Google has unveiled details around the latest in its line of smartphones, Pixel 6, slated for fall release 2021. In a departure from the smartphone tech status quo, Pixel 6 and its higher-end version, Pixel 6 Pro, will feature Google’s own system on a chip, Tensor.
Google SVP of Devices and Services, Rick Osterloh, wrote in an August 2, 2021 blog post, “Tensor was built for how people use their phones today and how people will use them in the future. As more and more features are powered by AI and ML […] it’s about using that ML to unlock specific experiences for our Pixel users.”
Communicating in different languages is among those experiences, Osterloh added. Google’s Tensor processing unit (TPU) powers Pixel 6 in generating live translated captions for audio or video content in another language.
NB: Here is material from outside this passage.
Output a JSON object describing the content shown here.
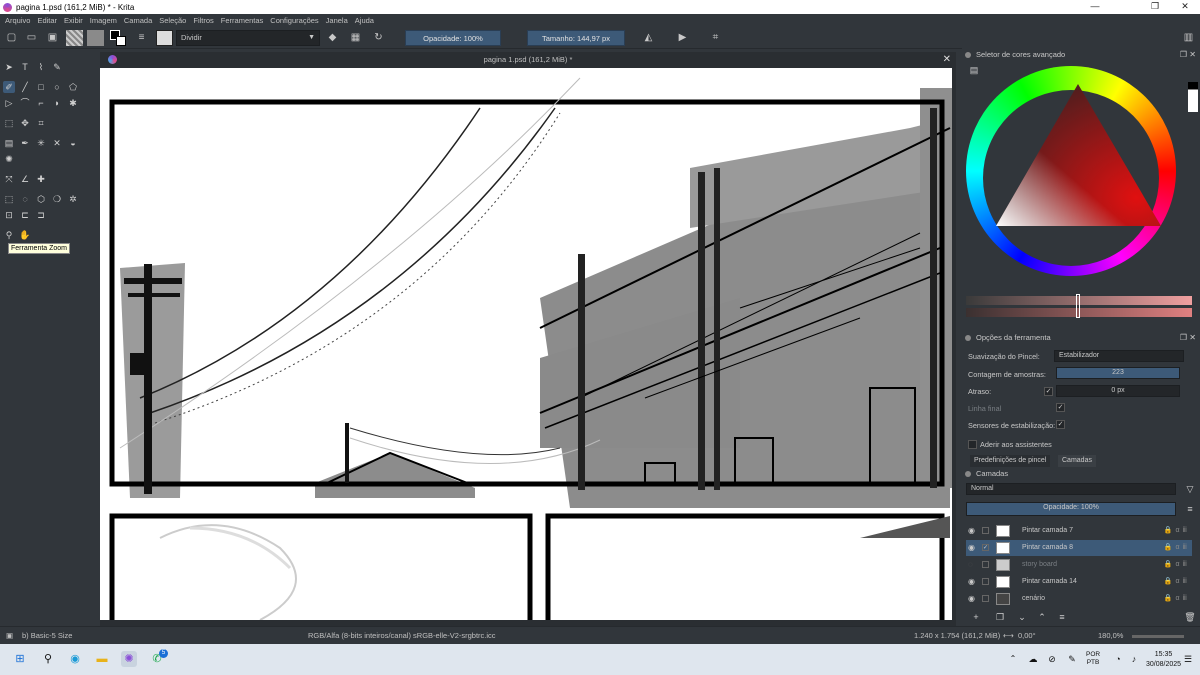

Although Google Translate and similar services already offer offline text translation, offline voice translation, which requires the extra step of automatic speech recognition (ASR), is the more challenging proposition — as revealed by Google’s own efforts in rolling out Translatotron.
With Tensor, Pixel 6 can operate Google’s Live Caption and Interpreter Mode features simultaneously, something not possible with previous chips.
“Speech recognition is another foundational technology where you will see a huge improvement in #Pixel6,” according to an August 2, 2021 tweet from Google’s product-focused Twitter account, @MadebyGoogle. “Google Tensor allows us to make big leaps in: voice commands, translation, captioning, & dictation,” claimed a follow-on tweet.
Osterloh has already demonstrated Pixel 6’s “nearly instantaneous” talk-to-type function. Users can continue to speak while editing the resulting text by using their keyboard. In another demo, Osterloh turned on both live captions and live translation, converting a French recording into English.
Fans from various countries are already clamoring for the Pixel 6 and Pixel 6 Pro. Playing coy, Google said they will share more details in the fall. The tech behemoth has also yet to specify which languages (or even how many) will be covered by the live-translated-caption feature.
Pixel 6’s capabilities represent just one possible productization of Google’s recent research into speech-to-speech translation. It will be interesting to see how far Google can go after quintessential smartphone maker Apple struggled to gain a following for the iPhone’s Translate app since its September 2020 release.